139. Keep an open mind. Don’t get bogged down in your own limited ideas and opinions, but be prepared to change or expand them.
Sometimes change is fearful, and brings up the notion that a person is flighty. But expanding one’s view: this may be more palatable to some people.
The combination of two different ways of thinking can lead to a synthesis that enriches both. The unity that we seek is not uniformity, but a “unity in diversity”, or “reconciled diversity”.
Not only a sum, but a sum greater than individual parts. Uniformity is nearly always poverty when compared to the unity that results from a combination of views.
Fraternal communion is enriched by respect and appreciation for differences within an overall perspective that advances the common good. We need to free ourselves from feeling that we all have to be alike. A certain astuteness is also needed to prevent the appearance of “static” that can interfere with the process of dialogue.

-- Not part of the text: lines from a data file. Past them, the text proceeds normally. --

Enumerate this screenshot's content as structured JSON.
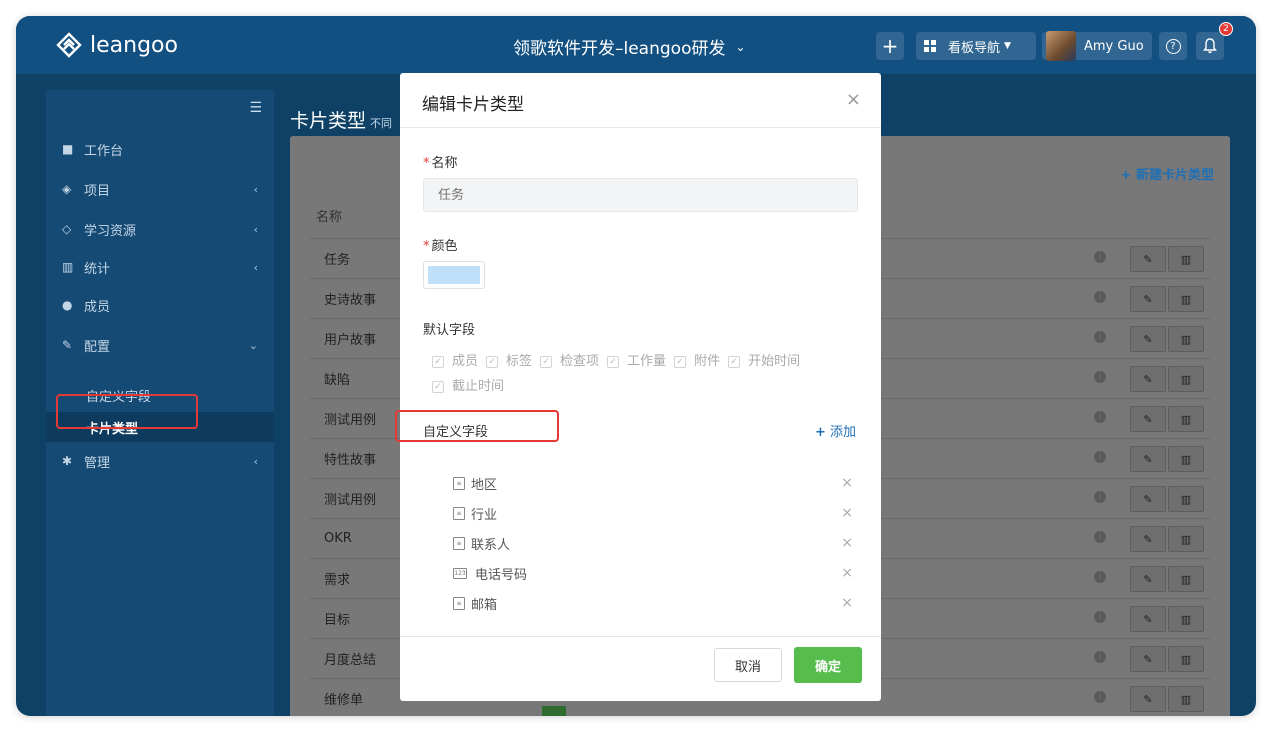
{
  "header": {
    "logo_text": "leangoo",
    "project_title": "领歌软件开发–leangoo研发",
    "board_nav": "看板导航",
    "user_name": "Amy Guo",
    "notification_count": "2"
  },
  "sidebar": {
    "items": [
      {
        "label": "工作台",
        "icon": "grid-icon"
      },
      {
        "label": "项目",
        "icon": "layers-icon"
      },
      {
        "label": "学习资源",
        "icon": "graduation-cap-icon"
      },
      {
        "label": "统计",
        "icon": "bar-chart-icon"
      },
      {
        "label": "成员",
        "icon": "users-icon"
      },
      {
        "label": "配置",
        "icon": "wrench-icon"
      },
      {
        "label": "管理",
        "icon": "gear-icon"
      }
    ],
    "sub_items": [
      {
        "label": "自定义字段"
      },
      {
        "label": "卡片类型"
      }
    ]
  },
  "main": {
    "title": "卡片类型",
    "title_suffix": "不同",
    "new_type_label": "新建卡片类型",
    "column_name": "名称",
    "rows": [
      "任务",
      "史诗故事",
      "用户故事",
      "缺陷",
      "测试用例",
      "特性故事",
      "测试用例",
      "OKR",
      "需求",
      "目标",
      "月度总结",
      "维修单"
    ]
  },
  "modal": {
    "title": "编辑卡片类型",
    "name_label": "名称",
    "name_placeholder": "任务",
    "color_label": "颜色",
    "color_value": "#bfe0f8",
    "default_fields_label": "默认字段",
    "default_fields": [
      "成员",
      "标签",
      "检查项",
      "工作量",
      "附件",
      "开始时间",
      "截止时间"
    ],
    "custom_fields_label": "自定义字段",
    "add_label": "添加",
    "custom_fields": [
      {
        "label": "地区",
        "icon": "document-icon"
      },
      {
        "label": "行业",
        "icon": "document-icon"
      },
      {
        "label": "联系人",
        "icon": "document-icon"
      },
      {
        "label": "电话号码",
        "icon": "number-icon"
      },
      {
        "label": "邮箱",
        "icon": "document-icon"
      }
    ],
    "cancel_label": "取消",
    "ok_label": "确定"
  }
}
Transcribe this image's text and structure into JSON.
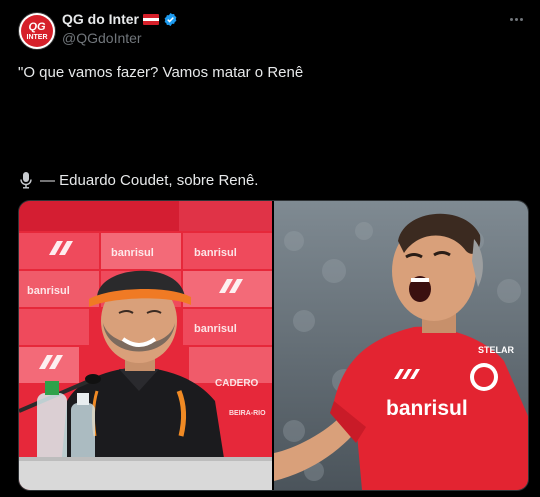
{
  "author": {
    "display_name": "QG do Inter",
    "handle": "@QGdoInter",
    "avatar_text_top": "QG",
    "avatar_text_bottom": "INTER"
  },
  "tweet": {
    "line1": "\"O que vamos fazer? Vamos matar o Renê",
    "line2": "— Eduardo Coudet, sobre Renê."
  },
  "media": {
    "left": {
      "backdrop_labels": [
        "banrisul",
        "banrisul",
        "banrisul",
        "banrisul",
        "CADERO",
        "BEIRA-RIO"
      ]
    },
    "right": {
      "shirt_sponsor": "banrisul",
      "shirt_brand": "STELAR"
    }
  },
  "colors": {
    "background": "#000000",
    "text": "#e7e9ea",
    "muted": "#71767b",
    "verified": "#1d9bf0",
    "inter_red": "#d6202a"
  },
  "icons": {
    "more": "ellipsis-icon",
    "verified": "verified-badge-icon",
    "flag": "flag-icon",
    "mic": "microphone-icon"
  }
}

Unity that quashes diversity is bad because it is an obstacle to deeper efforts, namely communication.
Advice for couples that really applies to many of our relationships, even a few of those online companionships that often flame into open warfare:
For example, if hard feelings start to emerge, they should be dealt with sensitively, lest they interrupt the dynamic of dialogue. The ability to say what one is thinking without offending the other person is important. Words should be carefully chosen so as not to offend, especially when discussing difficult issues. Making a point should never involve venting anger and inflicting hurt. A patronizing tone only serves to hurt, ridicule, accuse and offend others. Many disagreements between couples are not about important things. Mostly they are about trivial matters. What alters the mood, however, is the way things are said or the attitude with which they are said.
Remember that Amoris Laetitia is online here.